Developmental Coordination Disorder (DCD), commonly known as dyspraxia, is often seen as a childhood condition, but new evidence seems to show that it can also effect adolescents and adults too.
This learning condition affects motor coordination as well as being associated with problems with memory, planning, organisation and perception. Despite impacting between 5 and 10% of school-age children, awareness of dyspraxia is still poor, and things seem to only get worse as people get older. This may be because by adolescence and adulthood many of those with DCD have developed coping conditions to deal with the condition. However, these coping mechanisms can easily lead to those with dyspraxia avoiding certain activities, creating a barrier to achievement and potential.
Where children will learn how to develop and strengthen the skills that DCD impacts, adults will tend to need a different approach to develop strategies and support to deal with the condition. Using assistive technologies can help those with dyspraxia to keep up in class (where written work may prove tricky), stay organised, and stay involved in activities alongside their peers.
Moving from the classroom to the workplace, and again we can see the importance of recognising and supporting those with DCD. Where many of the motor-skills difficulties will be coped with, there will still be issues around the non-physical aspects of dyspraxia – such as organisational and planning problems.
However, with reasonable adjustments in the workplace, these issues needn’t be a problem. While the condition can spike when under duress, when learning new things, or when in distracting environments, this can be managed with a little forethought and with the use of the correct support – including technology. Some even find that an enjoyable physical activity such as cycling can help, while some individuals benefit from counselling and mental wellbeing support.

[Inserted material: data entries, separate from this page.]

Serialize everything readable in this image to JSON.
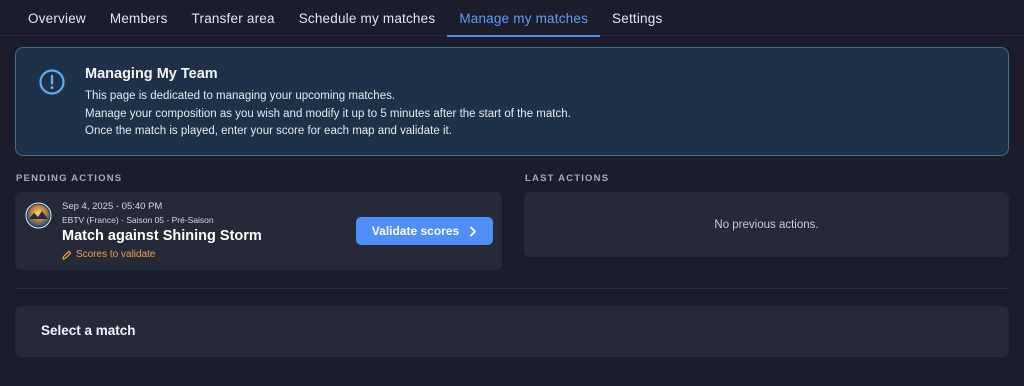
{
  "tabs": [
    {
      "label": "Overview",
      "active": false
    },
    {
      "label": "Members",
      "active": false
    },
    {
      "label": "Transfer area",
      "active": false
    },
    {
      "label": "Schedule my matches",
      "active": false
    },
    {
      "label": "Manage my matches",
      "active": true
    },
    {
      "label": "Settings",
      "active": false
    }
  ],
  "banner": {
    "icon": "info-icon",
    "title": "Managing My Team",
    "lines": [
      "This page is dedicated to managing your upcoming matches.",
      "Manage your composition as you wish and modify it up to 5 minutes after the start of the match.",
      "Once the match is played, enter your score for each map and validate it."
    ]
  },
  "pending": {
    "header": "PENDING ACTIONS",
    "match": {
      "date": "Sep 4, 2025 - 05:40 PM",
      "competition": "EBTV (France) - Saison 05 - Pré-Saison",
      "title": "Match against Shining Storm",
      "status": "Scores to validate",
      "button": "Validate scores"
    }
  },
  "last_actions": {
    "header": "LAST ACTIONS",
    "empty": "No previous actions."
  },
  "select_match": {
    "label": "Select a match"
  },
  "colors": {
    "background": "#1b1d2a",
    "accent": "#4f8ef7",
    "warning": "#f0a04b",
    "card": "#262938"
  }
}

Despite being more-commonly associated with children, dyspraxia is a life-long condition, but it needn’t be life-limiting. With the right support and some understanding an individual can deal wioth dyspraxia and shine.